At this point there was some muttering in the ranks about getting the Yank deported, so I wisely backed out of the river, giving the youngsters a shot at what was obviously (I mean, I was hooking fish there!) the hot part of the pool. In the interest of remaining in Canada a few more days, I rested a bit while the boys rotated downriver. A small cigar later, I meandered into the river behind my hosts. By some strange twist of fate, I hooked another grilse.
The boys took it all good-naturedly. Graybeard 3, them zip. But there's always tomorrow...and who's counting, anyway? Oh wait, that's right...(did I mention I've never hooked 3 fish in one pool before??)
Tuesday we moved operations to the Southwest Miramichi, and Paul's camp near Sunny Corners, NB.
And my hosts started to show me how it's done.
Howie went first.
Paul is known far and wide for his unique netting style.
Seriously, he's very good with the net.
That evening, Paul landed a beauty. I seem to recall him mentioning something about his weighing more than all three of mine combined, or something to the effect. Elder abuse, I calls it!
It was a tough choice, deciding to do a little bird hunting when we knew well there were fish in the system, but in spite of that, Wednesday morning Howie, Brad and I decided to see what the partridge were up to. Paul had a guiding obligation.
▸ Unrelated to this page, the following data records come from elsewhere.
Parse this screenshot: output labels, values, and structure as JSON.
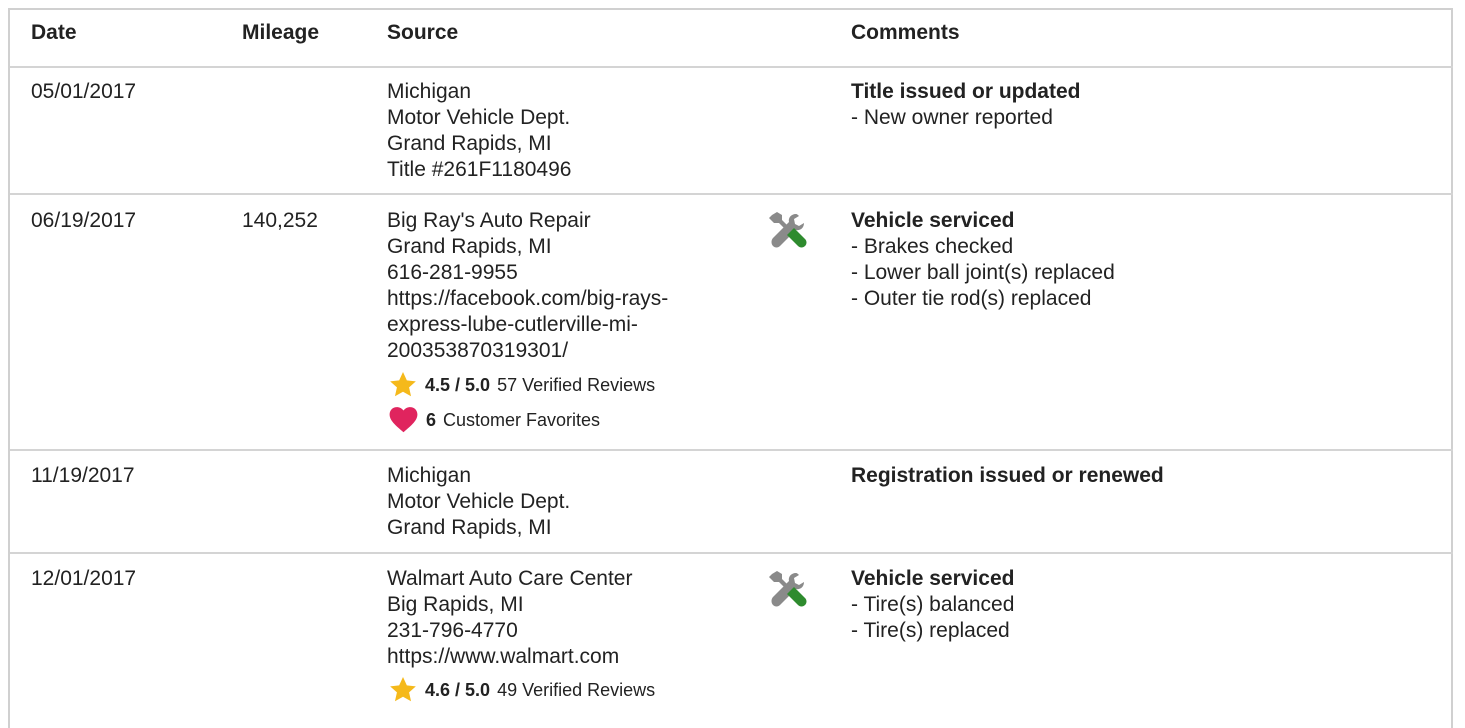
{
  "headers": {
    "date": "Date",
    "mileage": "Mileage",
    "source": "Source",
    "comments": "Comments"
  },
  "colors": {
    "star": "#f5b91b",
    "heart": "#e0245e",
    "wrench_gray": "#8a8a8a",
    "wrench_green": "#2e8b2e",
    "divider": "#d4d4d4"
  },
  "records": [
    {
      "date": "05/01/2017",
      "mileage": "",
      "source": [
        "Michigan",
        "Motor Vehicle Dept.",
        "Grand Rapids, MI",
        "Title #261F1180496"
      ],
      "service_icon": "",
      "comment_title": "Title issued or updated",
      "comment_items": [
        "New owner reported"
      ]
    },
    {
      "date": "06/19/2017",
      "mileage": "140,252",
      "source": [
        "Big Ray's Auto Repair",
        "Grand Rapids, MI",
        "616-281-9955",
        "https://facebook.com/big-rays-",
        "express-lube-cutlerville-mi-",
        "200353870319301/"
      ],
      "rating": {
        "score": "4.5 / 5.0",
        "reviews": "57 Verified Reviews"
      },
      "favorites": {
        "count": "6",
        "label": "Customer Favorites"
      },
      "service_icon": "wrench-screwdriver-icon",
      "comment_title": "Vehicle serviced",
      "comment_items": [
        "Brakes checked",
        "Lower ball joint(s) replaced",
        "Outer tie rod(s) replaced"
      ]
    },
    {
      "date": "11/19/2017",
      "mileage": "",
      "source": [
        "Michigan",
        "Motor Vehicle Dept.",
        "Grand Rapids, MI"
      ],
      "service_icon": "",
      "comment_title": "Registration issued or renewed",
      "comment_items": []
    },
    {
      "date": "12/01/2017",
      "mileage": "",
      "source": [
        "Walmart Auto Care Center",
        "Big Rapids, MI",
        "231-796-4770",
        "https://www.walmart.com"
      ],
      "rating": {
        "score": "4.6 / 5.0",
        "reviews": "49 Verified Reviews"
      },
      "service_icon": "wrench-screwdriver-icon",
      "comment_title": "Vehicle serviced",
      "comment_items": [
        "Tire(s) balanced",
        "Tire(s) replaced"
      ]
    }
  ]
}
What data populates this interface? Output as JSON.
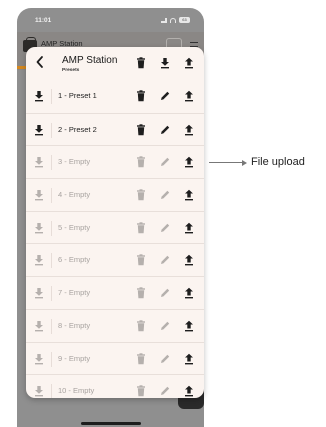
{
  "status_bar": {
    "time": "11:01",
    "battery": "63"
  },
  "background": {
    "title": "AMP Station"
  },
  "modal": {
    "title": "AMP Station",
    "subtitle": "Presets"
  },
  "presets": [
    {
      "label": "1 - Preset 1",
      "empty": false
    },
    {
      "label": "2 - Preset 2",
      "empty": false
    },
    {
      "label": "3 - Empty",
      "empty": true
    },
    {
      "label": "4 - Empty",
      "empty": true
    },
    {
      "label": "5 - Empty",
      "empty": true
    },
    {
      "label": "6 - Empty",
      "empty": true
    },
    {
      "label": "7 - Empty",
      "empty": true
    },
    {
      "label": "8 - Empty",
      "empty": true
    },
    {
      "label": "9 - Empty",
      "empty": true
    },
    {
      "label": "10 - Empty",
      "empty": true
    }
  ],
  "icons": {
    "back": "chevron-left-icon",
    "delete": "trash-icon",
    "download": "download-icon",
    "upload": "upload-icon",
    "edit": "pencil-icon"
  },
  "colors": {
    "active_icon": "#1e1e1e",
    "disabled_icon": "#b5b0ad",
    "modal_bg": "#fbf4f0",
    "accent": "#d4881f"
  },
  "annotation": {
    "text": "File upload"
  }
}
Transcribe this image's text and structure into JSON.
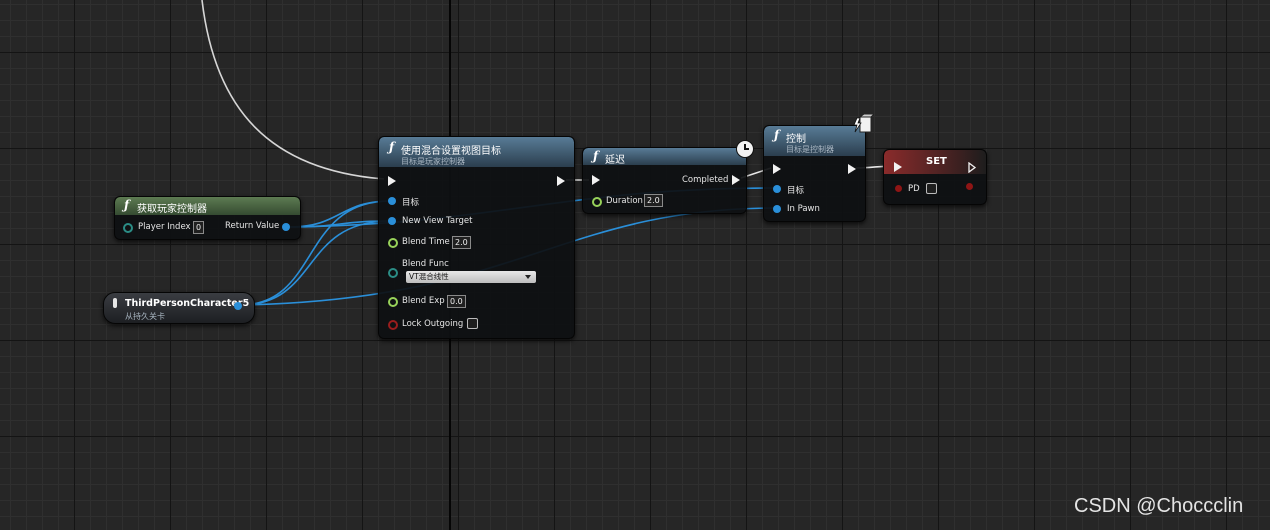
{
  "nodes": {
    "get_controller": {
      "title": "获取玩家控制器",
      "pins": {
        "player_index": "Player Index",
        "player_index_value": "0",
        "return_value": "Return Value"
      }
    },
    "third_person": {
      "title": "ThirdPersonCharacter5",
      "subtitle": "从持久关卡"
    },
    "set_view_target": {
      "title": "使用混合设置视图目标",
      "subtitle": "目标是玩家控制器",
      "pins": {
        "target": "目标",
        "new_view_target": "New View Target",
        "blend_time": "Blend Time",
        "blend_time_value": "2.0",
        "blend_func": "Blend Func",
        "blend_func_value": "VT混合线性",
        "blend_exp": "Blend Exp",
        "blend_exp_value": "0.0",
        "lock_outgoing": "Lock Outgoing"
      }
    },
    "delay": {
      "title": "延迟",
      "pins": {
        "completed": "Completed",
        "duration": "Duration",
        "duration_value": "2.0"
      }
    },
    "possess": {
      "title": "控制",
      "subtitle": "目标是控制器",
      "pins": {
        "target": "目标",
        "in_pawn": "In Pawn"
      }
    },
    "set_var": {
      "title": "SET",
      "pins": {
        "pd": "PD"
      }
    }
  },
  "watermark": "CSDN @Choccclin",
  "icons": {
    "function": "function-icon",
    "clock": "clock-icon",
    "lightning": "lightning-icon",
    "pawn": "pawn-icon",
    "dropdown": "dropdown-arrow-icon"
  },
  "colors": {
    "object_pin": "#2a8fd9",
    "float_pin": "#98d25a",
    "enum_pin": "#2b8d86",
    "bool_pin": "#9a1d1d",
    "pure_header": "#3f5a3a",
    "function_header": "#4f6f88",
    "set_header": "#7a2828"
  }
}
I have always wanted to bird hunt in New Brunswick; the coverts are endless, it seems.
This particular morning, the grouse were apparently at a meeting somewhere besides where we were. But Howie's good eyes brought him this prize, now hanging on his camp wall:
One of the high points of the morning for me was the appearance of a pair of Gray Jays, also known as Whiskey Jacks in New Brunswick. I've heard that they are inquisitive birds, often coming right to hand if the right treat is offered. All I could find to entice them in were some withered red berries; they came within a few feet, but never to hand. Brad took this great photo of one of them:
Wednesday evening, I'm sure we fished, and likely my hosts hooked up, but at this point, some months later, all I remember is the scenery.
Thursday, I left Howie, Paul and Brad and headed upriver to see my friends Renate Bullock and Vin Swayze for a day in Boiestown, NB. Autumn was in full swing at Bullock's Lodge, for sure.
And it's always great fun to be messing about in boats with Vin!
Stayed overnight with Vin, then headed for a rendezvous with Bridget, her son Bob, and some old friends of hers at a big cottage on Sebec Lake near Dover-Foxcroft, Maine.
I took one picture there:
"Why just one picture of that beautiful area?", you might well ask. Well, with camera in pocket we rented a pontoon boat for a tour of the lake. At the cottage's dock, I felt the need to move mooring lines based on wind direction. All I have to say about that is, "Never trust a rusted handrail on a rented boat." My old Kodak and I went for a swim; I survived, the camera did not.
It was a great trip, I hope you enjoyed coming along. New Brunswickers are wonderful hosts. I want to thank Howie, Brad and Renate for some great pics, too.